++++ GIVEN DATA ++++

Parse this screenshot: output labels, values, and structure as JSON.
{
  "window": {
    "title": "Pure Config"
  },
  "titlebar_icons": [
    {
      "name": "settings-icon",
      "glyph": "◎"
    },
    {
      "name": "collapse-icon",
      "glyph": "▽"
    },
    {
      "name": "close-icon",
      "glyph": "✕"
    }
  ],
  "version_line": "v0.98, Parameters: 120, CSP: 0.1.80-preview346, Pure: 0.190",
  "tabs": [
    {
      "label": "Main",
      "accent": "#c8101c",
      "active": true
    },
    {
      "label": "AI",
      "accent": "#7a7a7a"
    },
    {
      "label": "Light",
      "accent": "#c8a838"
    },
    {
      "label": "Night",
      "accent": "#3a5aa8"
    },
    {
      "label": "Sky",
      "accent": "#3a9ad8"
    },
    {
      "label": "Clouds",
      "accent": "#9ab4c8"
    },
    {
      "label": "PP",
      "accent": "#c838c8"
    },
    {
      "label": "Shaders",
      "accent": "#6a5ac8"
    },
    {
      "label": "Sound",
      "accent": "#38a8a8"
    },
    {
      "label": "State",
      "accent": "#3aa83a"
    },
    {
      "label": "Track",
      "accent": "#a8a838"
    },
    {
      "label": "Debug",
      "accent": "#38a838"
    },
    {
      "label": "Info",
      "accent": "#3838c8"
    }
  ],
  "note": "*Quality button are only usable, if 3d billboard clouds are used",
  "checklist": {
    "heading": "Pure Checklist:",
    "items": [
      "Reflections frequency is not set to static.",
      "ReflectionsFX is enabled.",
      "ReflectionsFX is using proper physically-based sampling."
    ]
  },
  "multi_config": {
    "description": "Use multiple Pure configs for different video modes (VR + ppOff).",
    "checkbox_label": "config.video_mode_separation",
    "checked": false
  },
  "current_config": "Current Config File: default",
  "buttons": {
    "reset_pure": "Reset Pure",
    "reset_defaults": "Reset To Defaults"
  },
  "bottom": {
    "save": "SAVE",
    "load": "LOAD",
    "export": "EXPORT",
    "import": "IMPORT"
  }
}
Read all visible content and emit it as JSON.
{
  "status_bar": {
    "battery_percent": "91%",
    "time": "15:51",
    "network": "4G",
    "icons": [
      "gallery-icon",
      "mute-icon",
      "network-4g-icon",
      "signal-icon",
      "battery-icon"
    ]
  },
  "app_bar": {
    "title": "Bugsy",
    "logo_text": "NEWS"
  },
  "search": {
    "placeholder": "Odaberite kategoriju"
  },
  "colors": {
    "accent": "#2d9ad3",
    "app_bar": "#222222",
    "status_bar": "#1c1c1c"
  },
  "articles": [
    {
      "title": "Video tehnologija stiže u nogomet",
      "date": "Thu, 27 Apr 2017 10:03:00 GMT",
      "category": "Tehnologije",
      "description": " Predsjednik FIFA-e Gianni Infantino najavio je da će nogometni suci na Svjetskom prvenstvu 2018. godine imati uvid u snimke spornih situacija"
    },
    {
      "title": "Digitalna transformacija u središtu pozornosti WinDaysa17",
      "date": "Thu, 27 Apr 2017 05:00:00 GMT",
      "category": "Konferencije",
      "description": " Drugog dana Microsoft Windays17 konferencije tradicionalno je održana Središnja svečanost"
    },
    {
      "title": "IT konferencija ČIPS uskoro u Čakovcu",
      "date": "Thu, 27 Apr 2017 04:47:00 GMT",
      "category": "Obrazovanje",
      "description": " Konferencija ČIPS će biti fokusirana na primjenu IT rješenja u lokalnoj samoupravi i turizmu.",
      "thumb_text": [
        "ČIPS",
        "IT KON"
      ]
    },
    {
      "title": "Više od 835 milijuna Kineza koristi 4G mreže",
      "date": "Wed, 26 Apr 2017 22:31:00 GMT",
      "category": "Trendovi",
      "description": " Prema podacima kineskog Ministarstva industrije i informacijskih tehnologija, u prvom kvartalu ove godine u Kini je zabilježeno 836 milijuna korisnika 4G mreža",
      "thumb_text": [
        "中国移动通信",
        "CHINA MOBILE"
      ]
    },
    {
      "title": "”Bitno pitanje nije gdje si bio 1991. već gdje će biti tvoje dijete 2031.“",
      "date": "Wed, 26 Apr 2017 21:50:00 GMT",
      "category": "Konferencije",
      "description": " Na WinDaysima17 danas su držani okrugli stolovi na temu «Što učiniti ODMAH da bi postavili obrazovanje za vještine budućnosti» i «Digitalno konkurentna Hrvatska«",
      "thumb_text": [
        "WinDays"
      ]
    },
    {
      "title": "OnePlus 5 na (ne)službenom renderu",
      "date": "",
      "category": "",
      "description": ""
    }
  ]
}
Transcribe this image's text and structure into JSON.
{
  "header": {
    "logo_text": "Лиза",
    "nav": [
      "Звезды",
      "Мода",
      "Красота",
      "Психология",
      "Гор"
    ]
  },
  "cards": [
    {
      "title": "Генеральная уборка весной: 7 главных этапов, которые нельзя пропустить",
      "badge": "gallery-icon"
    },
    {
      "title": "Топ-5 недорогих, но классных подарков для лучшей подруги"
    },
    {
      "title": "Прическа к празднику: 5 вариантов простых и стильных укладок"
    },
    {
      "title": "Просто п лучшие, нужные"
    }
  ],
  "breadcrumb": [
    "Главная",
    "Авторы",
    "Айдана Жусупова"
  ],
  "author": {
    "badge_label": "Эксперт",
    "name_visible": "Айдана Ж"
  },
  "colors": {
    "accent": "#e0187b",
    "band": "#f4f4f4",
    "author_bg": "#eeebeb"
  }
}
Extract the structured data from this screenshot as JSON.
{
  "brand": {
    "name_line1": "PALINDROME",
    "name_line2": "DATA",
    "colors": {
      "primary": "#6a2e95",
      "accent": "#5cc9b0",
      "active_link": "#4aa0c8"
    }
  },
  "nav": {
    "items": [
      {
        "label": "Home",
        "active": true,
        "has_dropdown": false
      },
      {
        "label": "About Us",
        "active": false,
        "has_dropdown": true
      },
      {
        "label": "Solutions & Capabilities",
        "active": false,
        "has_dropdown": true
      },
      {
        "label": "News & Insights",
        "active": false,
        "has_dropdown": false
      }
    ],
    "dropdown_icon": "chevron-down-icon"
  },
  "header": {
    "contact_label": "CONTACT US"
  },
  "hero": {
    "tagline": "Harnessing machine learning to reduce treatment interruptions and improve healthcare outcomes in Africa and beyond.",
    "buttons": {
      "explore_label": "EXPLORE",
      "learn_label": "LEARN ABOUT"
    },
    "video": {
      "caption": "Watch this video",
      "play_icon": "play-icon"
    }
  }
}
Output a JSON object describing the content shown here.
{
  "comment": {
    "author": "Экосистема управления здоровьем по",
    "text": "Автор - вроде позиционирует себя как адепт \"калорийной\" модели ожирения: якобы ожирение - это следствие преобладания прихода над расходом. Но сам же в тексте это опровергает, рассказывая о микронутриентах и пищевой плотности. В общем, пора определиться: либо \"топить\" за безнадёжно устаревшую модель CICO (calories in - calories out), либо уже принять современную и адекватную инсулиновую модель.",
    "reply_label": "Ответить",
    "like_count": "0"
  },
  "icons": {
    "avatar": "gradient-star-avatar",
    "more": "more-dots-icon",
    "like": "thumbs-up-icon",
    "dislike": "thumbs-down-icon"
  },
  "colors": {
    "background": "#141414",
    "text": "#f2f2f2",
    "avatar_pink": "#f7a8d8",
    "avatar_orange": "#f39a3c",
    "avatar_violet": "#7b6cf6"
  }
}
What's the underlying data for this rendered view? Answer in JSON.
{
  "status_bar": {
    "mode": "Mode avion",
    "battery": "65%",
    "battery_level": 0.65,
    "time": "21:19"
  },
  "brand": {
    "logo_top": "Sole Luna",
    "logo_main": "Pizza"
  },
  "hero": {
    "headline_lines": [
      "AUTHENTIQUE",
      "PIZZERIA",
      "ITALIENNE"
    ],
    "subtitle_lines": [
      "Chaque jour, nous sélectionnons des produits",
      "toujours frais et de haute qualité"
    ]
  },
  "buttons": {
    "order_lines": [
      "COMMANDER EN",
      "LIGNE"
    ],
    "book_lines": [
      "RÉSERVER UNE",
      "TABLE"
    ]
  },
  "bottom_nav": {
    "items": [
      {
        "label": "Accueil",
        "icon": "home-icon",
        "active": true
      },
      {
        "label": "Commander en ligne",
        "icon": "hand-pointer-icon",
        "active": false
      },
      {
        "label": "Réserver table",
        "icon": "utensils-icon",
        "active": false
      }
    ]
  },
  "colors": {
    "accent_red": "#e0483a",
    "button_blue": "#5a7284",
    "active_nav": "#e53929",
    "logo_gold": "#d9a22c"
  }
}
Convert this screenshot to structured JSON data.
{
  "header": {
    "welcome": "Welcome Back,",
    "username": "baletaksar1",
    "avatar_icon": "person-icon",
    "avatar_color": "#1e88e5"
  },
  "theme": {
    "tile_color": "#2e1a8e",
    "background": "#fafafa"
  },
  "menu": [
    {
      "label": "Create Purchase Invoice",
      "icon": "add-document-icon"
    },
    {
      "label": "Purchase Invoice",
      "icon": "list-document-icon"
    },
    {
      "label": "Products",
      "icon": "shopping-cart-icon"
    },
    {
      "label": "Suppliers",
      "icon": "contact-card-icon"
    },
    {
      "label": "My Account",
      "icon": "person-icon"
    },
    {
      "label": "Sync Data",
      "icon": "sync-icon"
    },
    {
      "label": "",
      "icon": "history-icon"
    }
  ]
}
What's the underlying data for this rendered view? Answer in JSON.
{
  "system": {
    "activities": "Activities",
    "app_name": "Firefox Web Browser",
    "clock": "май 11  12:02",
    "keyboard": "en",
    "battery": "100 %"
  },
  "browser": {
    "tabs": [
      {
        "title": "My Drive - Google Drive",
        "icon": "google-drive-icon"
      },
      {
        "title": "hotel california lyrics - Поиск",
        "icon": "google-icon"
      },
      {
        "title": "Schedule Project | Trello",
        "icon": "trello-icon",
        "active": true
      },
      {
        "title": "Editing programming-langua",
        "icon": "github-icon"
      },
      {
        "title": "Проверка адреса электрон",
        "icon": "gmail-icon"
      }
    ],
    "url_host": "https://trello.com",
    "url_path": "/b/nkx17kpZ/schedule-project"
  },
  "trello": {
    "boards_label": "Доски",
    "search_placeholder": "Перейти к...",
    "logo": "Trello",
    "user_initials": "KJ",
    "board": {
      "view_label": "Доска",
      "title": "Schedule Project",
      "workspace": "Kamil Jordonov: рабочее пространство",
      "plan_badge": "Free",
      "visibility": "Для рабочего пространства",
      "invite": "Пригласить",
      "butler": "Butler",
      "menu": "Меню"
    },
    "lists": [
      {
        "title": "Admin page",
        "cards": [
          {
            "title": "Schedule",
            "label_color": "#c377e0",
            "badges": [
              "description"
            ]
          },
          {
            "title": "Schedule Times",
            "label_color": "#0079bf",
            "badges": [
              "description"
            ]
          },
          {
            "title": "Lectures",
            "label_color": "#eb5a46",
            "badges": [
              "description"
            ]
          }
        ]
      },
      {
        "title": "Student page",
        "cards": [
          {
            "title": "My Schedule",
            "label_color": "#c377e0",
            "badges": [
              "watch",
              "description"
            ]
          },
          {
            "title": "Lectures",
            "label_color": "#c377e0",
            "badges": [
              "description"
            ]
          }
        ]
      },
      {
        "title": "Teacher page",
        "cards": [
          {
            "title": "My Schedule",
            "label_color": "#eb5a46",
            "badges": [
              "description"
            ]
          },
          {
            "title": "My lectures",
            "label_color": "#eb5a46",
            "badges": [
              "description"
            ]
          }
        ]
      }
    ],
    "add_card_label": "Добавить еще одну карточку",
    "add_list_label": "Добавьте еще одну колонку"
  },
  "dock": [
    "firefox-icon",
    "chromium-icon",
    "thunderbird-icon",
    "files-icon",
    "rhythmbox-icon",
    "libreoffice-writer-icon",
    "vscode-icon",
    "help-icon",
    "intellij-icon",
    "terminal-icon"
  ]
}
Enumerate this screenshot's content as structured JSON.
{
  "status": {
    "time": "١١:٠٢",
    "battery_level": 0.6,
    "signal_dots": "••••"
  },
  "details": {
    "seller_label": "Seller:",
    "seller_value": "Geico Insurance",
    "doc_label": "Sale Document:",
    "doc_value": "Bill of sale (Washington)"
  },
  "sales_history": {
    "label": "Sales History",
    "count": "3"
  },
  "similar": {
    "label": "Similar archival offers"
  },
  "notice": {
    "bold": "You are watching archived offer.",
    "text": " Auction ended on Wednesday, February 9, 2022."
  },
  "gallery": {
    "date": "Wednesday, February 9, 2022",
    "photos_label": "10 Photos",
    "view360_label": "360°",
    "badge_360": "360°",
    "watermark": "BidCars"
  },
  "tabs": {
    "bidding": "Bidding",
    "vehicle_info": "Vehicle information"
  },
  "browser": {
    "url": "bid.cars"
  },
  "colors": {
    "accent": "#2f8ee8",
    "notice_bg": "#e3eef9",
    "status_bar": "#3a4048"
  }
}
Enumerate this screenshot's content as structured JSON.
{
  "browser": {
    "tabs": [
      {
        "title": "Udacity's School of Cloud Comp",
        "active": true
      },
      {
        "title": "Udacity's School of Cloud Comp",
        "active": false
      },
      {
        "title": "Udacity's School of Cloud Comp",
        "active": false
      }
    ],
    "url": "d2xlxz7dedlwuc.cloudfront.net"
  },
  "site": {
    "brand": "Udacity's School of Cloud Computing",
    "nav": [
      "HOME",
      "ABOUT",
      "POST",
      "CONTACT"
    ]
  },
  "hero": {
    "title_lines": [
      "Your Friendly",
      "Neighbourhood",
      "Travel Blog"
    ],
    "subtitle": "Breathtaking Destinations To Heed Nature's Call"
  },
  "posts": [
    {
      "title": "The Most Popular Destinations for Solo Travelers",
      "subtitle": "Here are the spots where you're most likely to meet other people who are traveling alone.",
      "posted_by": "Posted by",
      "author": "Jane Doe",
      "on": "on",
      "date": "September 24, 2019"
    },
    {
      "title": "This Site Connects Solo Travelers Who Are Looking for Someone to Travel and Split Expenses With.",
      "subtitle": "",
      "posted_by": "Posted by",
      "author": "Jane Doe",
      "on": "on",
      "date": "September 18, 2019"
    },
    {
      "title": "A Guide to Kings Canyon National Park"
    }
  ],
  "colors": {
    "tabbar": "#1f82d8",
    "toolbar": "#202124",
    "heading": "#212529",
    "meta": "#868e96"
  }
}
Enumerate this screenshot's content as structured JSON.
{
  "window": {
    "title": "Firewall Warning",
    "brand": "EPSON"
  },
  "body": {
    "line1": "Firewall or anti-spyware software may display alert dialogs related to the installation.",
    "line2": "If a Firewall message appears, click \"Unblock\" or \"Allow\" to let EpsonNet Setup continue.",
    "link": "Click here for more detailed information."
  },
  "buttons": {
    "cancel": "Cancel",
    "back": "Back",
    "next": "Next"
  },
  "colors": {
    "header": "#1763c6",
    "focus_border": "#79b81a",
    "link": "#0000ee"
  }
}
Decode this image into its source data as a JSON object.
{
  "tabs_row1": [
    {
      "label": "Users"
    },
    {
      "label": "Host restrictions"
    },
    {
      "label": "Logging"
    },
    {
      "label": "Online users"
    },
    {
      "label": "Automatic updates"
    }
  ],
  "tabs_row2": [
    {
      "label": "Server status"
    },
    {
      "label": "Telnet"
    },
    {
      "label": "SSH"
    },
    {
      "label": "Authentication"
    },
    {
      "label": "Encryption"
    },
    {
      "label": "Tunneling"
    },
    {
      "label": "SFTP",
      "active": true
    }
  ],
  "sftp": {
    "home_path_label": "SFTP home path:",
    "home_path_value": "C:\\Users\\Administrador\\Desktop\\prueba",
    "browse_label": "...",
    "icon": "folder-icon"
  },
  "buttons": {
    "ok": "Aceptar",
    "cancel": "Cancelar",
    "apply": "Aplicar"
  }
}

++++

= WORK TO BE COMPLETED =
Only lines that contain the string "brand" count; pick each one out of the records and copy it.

= YOUR SOLUTION =
  "brand": {
  "brand": {
    "brand": "Udacity's School of Cloud Computing",
    "brand": "EPSON"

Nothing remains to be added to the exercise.